Element data from apps and pages

+ + + + + + +

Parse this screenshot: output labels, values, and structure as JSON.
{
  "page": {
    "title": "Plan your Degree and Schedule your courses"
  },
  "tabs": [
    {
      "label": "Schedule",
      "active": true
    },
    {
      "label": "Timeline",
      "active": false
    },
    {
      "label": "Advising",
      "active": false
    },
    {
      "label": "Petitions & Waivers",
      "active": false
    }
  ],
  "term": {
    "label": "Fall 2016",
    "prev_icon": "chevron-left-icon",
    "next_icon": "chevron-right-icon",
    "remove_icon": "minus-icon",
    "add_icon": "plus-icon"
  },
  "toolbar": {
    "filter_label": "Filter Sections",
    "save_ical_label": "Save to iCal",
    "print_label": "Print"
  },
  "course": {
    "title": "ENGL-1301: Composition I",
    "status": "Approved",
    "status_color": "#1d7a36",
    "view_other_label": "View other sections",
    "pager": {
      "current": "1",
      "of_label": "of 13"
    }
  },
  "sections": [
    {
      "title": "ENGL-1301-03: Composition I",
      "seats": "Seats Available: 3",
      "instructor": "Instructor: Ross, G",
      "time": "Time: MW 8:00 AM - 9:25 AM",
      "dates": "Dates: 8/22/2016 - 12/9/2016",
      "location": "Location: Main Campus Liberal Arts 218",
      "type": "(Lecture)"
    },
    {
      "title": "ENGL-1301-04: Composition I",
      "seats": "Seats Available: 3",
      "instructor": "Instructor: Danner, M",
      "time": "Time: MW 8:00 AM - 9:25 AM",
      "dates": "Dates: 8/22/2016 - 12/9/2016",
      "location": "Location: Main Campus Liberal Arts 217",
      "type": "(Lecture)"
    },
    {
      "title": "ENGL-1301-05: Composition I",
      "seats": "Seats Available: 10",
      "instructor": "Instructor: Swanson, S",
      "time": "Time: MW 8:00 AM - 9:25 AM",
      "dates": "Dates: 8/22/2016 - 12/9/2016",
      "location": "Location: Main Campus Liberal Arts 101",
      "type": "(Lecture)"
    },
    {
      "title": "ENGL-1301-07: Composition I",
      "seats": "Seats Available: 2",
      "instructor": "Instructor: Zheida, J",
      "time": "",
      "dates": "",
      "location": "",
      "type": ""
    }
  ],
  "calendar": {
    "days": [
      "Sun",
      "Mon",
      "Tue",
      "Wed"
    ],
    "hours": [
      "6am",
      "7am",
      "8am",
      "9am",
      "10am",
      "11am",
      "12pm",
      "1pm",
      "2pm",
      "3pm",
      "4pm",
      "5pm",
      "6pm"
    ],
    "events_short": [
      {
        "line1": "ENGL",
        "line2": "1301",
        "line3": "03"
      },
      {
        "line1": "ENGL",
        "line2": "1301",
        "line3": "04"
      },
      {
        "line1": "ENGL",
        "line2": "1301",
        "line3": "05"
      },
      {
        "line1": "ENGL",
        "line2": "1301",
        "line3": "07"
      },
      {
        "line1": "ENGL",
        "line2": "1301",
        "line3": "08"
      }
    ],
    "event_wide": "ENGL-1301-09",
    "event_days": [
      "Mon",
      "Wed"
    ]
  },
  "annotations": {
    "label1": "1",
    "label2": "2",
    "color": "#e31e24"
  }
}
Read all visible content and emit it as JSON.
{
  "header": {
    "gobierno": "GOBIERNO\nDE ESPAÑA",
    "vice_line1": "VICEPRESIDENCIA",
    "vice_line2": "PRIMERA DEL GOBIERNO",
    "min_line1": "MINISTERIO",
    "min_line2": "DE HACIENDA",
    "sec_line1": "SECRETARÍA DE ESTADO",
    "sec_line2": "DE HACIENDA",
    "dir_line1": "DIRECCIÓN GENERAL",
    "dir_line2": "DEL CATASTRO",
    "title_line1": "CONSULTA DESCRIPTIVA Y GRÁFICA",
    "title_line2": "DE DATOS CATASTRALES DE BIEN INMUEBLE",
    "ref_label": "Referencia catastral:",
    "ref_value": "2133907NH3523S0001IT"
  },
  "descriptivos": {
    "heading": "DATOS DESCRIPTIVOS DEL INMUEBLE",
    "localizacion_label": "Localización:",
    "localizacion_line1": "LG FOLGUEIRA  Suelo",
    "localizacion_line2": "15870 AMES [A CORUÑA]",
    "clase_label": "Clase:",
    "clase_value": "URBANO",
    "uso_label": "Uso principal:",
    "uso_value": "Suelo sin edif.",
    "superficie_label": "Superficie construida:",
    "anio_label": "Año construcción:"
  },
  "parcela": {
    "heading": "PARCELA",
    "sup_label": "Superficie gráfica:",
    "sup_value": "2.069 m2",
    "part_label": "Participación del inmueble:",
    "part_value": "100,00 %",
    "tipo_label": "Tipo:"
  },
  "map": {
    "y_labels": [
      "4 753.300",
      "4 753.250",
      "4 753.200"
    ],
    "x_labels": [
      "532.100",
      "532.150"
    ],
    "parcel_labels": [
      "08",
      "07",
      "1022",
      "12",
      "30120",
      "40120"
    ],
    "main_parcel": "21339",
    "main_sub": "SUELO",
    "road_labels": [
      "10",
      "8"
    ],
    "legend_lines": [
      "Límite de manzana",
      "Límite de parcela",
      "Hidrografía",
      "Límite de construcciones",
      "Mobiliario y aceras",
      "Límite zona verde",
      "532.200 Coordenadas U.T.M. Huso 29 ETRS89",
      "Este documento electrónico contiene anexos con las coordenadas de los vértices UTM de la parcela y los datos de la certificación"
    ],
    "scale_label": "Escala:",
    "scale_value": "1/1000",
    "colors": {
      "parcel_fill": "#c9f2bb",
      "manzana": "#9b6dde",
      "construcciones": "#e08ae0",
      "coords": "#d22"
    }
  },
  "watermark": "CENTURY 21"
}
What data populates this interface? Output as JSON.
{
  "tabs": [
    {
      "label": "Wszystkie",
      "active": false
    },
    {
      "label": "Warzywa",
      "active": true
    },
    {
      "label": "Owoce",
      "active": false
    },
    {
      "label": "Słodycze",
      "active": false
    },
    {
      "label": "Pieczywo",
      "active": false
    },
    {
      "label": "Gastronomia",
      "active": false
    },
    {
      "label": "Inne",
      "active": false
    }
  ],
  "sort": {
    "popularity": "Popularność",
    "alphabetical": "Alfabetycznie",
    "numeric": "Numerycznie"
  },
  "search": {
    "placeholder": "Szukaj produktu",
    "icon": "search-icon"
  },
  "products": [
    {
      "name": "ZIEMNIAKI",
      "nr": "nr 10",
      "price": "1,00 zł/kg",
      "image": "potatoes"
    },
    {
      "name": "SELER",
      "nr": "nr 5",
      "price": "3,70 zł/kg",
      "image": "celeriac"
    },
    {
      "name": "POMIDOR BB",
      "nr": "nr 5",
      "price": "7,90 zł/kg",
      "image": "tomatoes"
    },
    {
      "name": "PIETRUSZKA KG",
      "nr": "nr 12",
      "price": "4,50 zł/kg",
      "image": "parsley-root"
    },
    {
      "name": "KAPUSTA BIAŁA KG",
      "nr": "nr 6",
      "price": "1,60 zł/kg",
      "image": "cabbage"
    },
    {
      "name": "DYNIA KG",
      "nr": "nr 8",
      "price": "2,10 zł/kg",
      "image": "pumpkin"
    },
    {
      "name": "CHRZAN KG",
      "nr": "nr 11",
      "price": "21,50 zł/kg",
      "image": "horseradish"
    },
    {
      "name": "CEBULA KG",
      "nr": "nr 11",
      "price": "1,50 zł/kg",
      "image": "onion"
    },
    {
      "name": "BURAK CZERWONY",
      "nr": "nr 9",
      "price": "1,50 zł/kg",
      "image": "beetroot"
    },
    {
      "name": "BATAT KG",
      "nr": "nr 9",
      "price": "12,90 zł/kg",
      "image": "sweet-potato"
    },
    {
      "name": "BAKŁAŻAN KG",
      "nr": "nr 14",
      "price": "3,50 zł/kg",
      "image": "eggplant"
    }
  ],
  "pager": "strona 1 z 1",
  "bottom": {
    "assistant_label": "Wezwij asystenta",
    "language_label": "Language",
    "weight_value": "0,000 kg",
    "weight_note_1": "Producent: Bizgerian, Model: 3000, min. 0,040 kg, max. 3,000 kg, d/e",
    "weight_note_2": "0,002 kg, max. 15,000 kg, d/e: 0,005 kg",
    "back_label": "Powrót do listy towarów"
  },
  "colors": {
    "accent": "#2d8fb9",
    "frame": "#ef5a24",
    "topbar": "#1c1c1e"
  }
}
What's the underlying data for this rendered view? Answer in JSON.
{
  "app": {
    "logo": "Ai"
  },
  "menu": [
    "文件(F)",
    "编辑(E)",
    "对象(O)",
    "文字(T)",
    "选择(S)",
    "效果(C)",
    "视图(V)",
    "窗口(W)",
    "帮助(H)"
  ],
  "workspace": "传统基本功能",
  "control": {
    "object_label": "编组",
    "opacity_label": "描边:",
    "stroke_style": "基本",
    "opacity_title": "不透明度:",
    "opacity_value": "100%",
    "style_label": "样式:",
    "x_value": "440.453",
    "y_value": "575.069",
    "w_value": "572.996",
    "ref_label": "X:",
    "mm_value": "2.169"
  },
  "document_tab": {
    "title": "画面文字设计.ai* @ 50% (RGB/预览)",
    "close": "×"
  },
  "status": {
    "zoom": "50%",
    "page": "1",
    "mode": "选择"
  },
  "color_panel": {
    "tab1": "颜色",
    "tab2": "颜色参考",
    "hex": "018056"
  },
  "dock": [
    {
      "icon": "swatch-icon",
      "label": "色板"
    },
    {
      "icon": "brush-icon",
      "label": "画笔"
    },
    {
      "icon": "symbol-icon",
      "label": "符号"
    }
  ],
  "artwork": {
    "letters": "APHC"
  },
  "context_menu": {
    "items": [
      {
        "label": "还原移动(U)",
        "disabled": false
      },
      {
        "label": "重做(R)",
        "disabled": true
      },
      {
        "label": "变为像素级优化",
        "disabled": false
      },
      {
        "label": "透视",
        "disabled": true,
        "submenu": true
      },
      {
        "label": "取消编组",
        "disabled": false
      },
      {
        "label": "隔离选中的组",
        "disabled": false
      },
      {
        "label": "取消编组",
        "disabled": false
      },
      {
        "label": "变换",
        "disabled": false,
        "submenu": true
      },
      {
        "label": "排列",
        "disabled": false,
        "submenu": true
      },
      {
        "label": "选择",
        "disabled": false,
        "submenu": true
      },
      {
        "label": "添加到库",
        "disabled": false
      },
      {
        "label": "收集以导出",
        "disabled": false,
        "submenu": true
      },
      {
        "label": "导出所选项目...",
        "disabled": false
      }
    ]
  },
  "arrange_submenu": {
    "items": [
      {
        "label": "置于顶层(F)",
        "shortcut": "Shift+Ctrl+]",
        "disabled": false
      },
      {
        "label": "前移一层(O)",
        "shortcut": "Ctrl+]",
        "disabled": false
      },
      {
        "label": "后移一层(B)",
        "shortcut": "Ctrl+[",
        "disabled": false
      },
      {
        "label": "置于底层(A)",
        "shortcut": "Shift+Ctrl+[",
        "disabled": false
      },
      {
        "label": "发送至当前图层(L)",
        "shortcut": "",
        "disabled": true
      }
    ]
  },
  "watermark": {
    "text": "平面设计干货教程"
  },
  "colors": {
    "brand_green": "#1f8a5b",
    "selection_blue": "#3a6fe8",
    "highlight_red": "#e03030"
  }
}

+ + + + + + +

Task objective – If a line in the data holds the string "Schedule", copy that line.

Response to this task –
    "title": "Plan your Degree and Schedule your courses"
      "label": "Schedule",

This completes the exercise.